WHAT TO DO = Only the number should be given: how many lines below contain "icon".

RECORDS PROVIDED =

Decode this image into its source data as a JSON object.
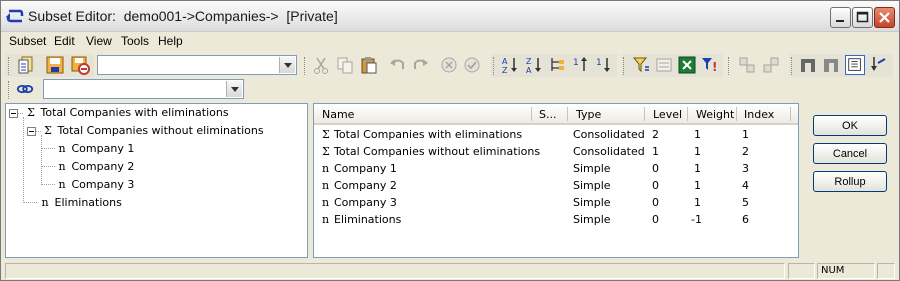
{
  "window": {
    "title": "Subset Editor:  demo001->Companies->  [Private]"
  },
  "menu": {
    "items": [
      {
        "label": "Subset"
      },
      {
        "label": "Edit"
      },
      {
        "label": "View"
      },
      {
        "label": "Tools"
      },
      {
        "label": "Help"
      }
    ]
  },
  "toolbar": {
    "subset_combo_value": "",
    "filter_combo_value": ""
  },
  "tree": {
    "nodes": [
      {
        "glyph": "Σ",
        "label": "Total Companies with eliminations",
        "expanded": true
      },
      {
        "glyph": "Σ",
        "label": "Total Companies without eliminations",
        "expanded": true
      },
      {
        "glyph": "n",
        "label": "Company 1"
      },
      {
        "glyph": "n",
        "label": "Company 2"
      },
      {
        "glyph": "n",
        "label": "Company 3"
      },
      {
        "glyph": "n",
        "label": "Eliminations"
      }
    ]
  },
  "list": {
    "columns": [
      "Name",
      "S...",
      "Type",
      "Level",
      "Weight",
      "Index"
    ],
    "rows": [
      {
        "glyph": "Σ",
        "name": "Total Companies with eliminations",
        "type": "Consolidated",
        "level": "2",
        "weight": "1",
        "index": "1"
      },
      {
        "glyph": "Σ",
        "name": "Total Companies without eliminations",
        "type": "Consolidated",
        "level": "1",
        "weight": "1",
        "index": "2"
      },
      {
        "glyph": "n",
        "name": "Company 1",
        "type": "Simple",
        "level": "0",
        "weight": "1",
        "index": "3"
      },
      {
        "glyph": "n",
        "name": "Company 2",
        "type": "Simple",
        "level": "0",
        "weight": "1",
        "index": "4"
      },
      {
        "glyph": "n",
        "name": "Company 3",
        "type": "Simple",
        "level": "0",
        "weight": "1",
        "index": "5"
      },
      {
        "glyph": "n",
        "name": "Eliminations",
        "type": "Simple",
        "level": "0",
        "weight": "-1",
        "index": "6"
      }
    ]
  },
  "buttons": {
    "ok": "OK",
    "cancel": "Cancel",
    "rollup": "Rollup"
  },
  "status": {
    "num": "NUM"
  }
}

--

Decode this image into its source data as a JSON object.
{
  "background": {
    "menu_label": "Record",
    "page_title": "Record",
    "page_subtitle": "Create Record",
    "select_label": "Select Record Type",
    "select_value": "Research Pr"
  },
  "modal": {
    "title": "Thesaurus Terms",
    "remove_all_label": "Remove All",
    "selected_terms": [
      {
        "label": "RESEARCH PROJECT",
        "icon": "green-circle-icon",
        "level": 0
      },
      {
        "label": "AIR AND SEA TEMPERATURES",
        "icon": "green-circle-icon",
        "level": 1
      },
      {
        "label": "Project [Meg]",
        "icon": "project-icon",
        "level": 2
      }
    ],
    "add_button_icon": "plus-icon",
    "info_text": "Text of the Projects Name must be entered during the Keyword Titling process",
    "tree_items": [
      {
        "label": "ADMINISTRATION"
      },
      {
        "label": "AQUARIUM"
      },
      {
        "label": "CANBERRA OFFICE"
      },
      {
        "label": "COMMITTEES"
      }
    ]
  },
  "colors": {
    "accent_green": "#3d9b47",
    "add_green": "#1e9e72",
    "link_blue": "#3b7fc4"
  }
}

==

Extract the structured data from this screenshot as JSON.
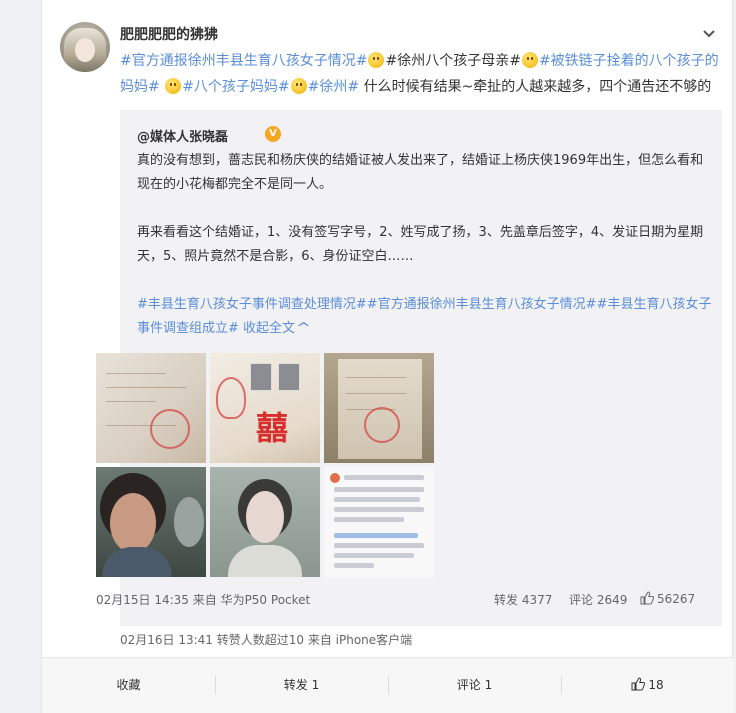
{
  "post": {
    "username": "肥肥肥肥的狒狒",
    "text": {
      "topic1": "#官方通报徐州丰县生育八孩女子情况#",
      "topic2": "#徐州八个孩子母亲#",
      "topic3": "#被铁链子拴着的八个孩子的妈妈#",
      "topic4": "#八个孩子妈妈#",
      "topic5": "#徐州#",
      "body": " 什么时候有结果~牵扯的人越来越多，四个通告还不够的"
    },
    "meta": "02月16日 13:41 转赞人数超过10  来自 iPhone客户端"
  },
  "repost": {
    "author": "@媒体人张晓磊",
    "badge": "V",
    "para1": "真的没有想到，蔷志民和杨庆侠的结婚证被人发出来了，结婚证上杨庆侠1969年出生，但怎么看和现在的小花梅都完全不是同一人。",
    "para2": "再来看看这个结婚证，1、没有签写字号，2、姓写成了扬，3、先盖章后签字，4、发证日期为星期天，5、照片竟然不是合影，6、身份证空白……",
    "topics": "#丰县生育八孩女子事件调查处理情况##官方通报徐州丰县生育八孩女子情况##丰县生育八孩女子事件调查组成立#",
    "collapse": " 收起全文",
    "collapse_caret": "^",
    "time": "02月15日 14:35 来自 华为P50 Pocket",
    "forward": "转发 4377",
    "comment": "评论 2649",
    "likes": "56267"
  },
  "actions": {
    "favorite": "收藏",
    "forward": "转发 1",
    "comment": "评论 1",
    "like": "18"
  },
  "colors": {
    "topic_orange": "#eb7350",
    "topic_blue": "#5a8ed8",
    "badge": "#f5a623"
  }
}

ANSWER BELOW = 4